_TRY IT_: Reproduce every entry exactly as given.

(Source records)
┌──
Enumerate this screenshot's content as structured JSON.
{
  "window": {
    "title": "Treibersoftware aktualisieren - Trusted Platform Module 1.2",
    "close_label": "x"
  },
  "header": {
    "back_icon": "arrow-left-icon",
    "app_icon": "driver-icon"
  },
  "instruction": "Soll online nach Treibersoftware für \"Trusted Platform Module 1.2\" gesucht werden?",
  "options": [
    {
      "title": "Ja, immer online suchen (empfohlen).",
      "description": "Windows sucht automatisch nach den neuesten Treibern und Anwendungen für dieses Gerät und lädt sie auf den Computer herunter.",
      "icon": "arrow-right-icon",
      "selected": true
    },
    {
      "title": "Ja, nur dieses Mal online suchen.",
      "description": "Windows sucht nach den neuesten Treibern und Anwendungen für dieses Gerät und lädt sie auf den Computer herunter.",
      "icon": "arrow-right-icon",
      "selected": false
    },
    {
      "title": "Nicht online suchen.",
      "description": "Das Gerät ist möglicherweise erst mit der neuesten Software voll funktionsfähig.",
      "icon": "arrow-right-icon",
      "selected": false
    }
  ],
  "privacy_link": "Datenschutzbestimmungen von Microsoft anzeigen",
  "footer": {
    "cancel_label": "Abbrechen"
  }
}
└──
_TASK RESPONSE_:
Enumerate this screenshot's content as structured JSON.
{
  "window": {
    "title": "Treibersoftware aktualisieren - Trusted Platform Module 1.2",
    "close_label": "x"
  },
  "header": {
    "back_icon": "arrow-left-icon",
    "app_icon": "driver-icon"
  },
  "instruction": "Soll online nach Treibersoftware für \"Trusted Platform Module 1.2\" gesucht werden?",
  "options": [
    {
      "title": "Ja, immer online suchen (empfohlen).",
      "description": "Windows sucht automatisch nach den neuesten Treibern und Anwendungen für dieses Gerät und lädt sie auf den Computer herunter.",
      "icon": "arrow-right-icon",
      "selected": true
    },
    {
      "title": "Ja, nur dieses Mal online suchen.",
      "description": "Windows sucht nach den neuesten Treibern und Anwendungen für dieses Gerät und lädt sie auf den Computer herunter.",
      "icon": "arrow-right-icon",
      "selected": false
    },
    {
      "title": "Nicht online suchen.",
      "description": "Das Gerät ist möglicherweise erst mit der neuesten Software voll funktionsfähig.",
      "icon": "arrow-right-icon",
      "selected": false
    }
  ],
  "privacy_link": "Datenschutzbestimmungen von Microsoft anzeigen",
  "footer": {
    "cancel_label": "Abbrechen"
  }
}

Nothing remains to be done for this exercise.